Streaming TV: new episodes of the comedy Difficult People: Season 3 with Julie Klausner and Billy Eichner arrive every Tuesday. Also new: TruTV series Billy on the Street: Season 5 with Eichner and FX comedy You’re the Worst: Season 3.
Will Smith is a grieving father in Collateral Beauty (2016), a spiritual drama co-starring Edward Norton, Kate Winslet, and Helen Mirren (PG-13).
The documentary Brillo Box (3¢ Off) considers the value and appeal of art through the journey of an Andy Warhol sculpture from living room decoration to record-breaking auction sale (not rated).
Stand-up: George Lopez: The Wall — Live from Washington, D.C. (not rated).
Arriving Saturday night is the Harry Potter spin-off / prequel Fantastic Beasts and Where to Find Them (2016), which sends British magic scholar New Scamander (Eddie Redmayne) to 1920s New York and unleashes magical creatures into the human world (PG-13).
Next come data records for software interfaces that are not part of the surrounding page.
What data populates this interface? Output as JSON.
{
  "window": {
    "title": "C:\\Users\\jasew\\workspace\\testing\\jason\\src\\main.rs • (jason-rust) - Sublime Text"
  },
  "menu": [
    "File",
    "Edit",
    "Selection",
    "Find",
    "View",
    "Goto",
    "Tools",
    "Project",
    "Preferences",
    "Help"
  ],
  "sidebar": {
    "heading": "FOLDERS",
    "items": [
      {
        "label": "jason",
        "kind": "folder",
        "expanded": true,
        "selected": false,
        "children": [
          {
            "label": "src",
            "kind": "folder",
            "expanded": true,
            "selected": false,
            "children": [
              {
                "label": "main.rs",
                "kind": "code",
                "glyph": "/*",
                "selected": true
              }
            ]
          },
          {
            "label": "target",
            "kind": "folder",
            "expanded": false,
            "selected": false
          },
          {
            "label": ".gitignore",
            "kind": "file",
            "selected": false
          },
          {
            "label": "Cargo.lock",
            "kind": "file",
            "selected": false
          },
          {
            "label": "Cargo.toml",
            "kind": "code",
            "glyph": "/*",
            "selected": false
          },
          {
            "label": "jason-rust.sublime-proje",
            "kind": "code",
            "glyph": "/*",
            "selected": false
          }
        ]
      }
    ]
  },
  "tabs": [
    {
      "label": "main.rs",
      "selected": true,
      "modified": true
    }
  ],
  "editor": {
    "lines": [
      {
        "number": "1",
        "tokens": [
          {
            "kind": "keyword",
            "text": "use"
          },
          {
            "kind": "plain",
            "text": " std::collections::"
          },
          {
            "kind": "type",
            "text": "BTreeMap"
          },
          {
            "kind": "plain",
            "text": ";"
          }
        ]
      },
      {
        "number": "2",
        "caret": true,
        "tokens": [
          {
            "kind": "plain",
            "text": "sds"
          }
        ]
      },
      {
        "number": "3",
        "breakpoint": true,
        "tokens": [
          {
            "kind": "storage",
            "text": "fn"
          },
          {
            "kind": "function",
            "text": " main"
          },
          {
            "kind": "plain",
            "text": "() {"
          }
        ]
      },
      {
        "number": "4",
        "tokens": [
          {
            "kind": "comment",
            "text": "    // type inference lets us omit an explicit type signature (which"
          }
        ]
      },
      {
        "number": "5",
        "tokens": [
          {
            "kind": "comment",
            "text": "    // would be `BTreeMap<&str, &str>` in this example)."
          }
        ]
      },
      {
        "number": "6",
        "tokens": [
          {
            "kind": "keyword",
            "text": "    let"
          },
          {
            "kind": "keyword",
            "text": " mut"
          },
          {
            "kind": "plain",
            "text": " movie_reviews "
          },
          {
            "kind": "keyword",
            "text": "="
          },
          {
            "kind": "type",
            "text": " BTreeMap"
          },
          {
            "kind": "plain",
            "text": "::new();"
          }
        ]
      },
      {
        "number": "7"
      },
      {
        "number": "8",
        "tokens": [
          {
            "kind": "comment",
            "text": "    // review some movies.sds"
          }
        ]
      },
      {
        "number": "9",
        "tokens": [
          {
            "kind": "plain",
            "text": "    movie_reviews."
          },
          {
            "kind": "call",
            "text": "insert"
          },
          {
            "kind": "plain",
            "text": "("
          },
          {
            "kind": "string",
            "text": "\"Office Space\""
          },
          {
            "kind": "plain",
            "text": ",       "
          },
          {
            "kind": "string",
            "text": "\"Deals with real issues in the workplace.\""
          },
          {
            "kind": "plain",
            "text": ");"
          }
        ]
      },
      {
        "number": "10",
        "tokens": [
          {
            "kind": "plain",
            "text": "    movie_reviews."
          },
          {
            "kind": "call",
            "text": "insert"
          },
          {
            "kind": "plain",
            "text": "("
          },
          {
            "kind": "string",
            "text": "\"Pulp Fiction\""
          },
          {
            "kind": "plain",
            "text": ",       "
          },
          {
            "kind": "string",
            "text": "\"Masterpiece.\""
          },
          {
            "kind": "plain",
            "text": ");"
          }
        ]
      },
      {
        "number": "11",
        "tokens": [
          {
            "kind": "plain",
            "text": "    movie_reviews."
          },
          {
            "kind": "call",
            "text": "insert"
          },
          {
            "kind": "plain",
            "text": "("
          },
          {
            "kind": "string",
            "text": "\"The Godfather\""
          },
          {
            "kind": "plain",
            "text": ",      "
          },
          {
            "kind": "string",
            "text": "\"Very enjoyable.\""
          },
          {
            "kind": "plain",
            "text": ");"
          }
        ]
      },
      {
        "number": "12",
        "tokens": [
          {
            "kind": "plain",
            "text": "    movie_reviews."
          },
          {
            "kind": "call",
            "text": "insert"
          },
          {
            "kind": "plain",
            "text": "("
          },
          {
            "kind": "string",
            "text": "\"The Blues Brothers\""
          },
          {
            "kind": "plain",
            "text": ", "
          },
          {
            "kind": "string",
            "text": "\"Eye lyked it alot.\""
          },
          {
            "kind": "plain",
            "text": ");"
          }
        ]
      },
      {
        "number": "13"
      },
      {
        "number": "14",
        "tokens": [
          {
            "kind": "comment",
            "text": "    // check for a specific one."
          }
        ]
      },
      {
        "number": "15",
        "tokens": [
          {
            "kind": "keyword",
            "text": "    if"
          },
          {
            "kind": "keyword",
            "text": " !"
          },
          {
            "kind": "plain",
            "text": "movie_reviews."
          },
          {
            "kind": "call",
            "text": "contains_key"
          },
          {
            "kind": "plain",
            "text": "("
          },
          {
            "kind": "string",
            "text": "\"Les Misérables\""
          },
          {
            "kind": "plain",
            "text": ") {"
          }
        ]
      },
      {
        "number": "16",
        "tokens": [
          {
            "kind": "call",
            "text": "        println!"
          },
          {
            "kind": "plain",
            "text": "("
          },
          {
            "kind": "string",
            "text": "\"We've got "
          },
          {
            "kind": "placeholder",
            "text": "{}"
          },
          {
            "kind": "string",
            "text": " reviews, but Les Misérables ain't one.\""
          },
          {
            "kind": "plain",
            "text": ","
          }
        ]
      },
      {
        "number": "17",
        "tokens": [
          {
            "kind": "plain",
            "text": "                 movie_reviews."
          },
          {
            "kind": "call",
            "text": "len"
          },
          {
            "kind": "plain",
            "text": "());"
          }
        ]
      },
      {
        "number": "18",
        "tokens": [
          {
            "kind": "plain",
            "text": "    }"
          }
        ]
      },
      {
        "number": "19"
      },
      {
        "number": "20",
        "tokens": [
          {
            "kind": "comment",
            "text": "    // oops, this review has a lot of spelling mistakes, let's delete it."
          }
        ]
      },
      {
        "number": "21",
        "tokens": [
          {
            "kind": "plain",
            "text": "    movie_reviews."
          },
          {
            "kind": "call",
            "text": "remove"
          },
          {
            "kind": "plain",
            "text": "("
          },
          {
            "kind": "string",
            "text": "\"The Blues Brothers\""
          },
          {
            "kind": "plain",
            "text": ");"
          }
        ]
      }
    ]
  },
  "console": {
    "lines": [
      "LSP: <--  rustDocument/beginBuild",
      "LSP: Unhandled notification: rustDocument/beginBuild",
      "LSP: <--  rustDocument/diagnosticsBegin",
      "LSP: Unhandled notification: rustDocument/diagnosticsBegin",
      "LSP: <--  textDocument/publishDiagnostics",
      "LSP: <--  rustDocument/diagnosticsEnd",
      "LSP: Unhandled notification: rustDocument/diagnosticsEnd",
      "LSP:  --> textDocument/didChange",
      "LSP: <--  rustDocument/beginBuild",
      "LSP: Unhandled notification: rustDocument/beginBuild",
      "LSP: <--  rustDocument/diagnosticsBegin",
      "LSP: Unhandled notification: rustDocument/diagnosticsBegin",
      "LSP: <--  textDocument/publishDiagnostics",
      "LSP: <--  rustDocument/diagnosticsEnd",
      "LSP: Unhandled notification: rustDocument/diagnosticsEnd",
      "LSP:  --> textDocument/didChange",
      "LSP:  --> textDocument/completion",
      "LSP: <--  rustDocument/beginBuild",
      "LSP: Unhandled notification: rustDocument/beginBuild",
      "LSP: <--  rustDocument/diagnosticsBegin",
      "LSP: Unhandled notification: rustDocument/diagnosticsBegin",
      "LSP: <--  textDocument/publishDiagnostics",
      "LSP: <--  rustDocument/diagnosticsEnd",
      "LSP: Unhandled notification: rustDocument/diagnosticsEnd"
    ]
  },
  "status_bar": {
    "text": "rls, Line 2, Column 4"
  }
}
Hell or High Water (2016) puts the great American anti-hero outlaw story into the modern world of financial crisis and mortgage foreclosure. Jeff Bridges, Chris Pine, and Ben Foster star (R). Reviewed on Stream On Demand here.
Ray Donovan: Season 5 is now underway. New episodes arrive Sunday nights.
FilmStruck / Criterion Channel
Debuting on Criterion Channel is the Tampopo (Japan, 1985), the inventive foodie comedy that billed itself as “a Japanese noodle western” (not rated, with subtitles)
New on FilmStruck are John Huston’s classic “The Man Who Would Be King” (1975) with Sean Connery and Michael Caine (PG) (reviewed on Stream On Demand here) and a collection of films about life in Tel Aviv, including the acclaimed dramas For My Father (Israel, 2008) and Or (My Treasure) (Israel, 2004) (not rated, with subtitles).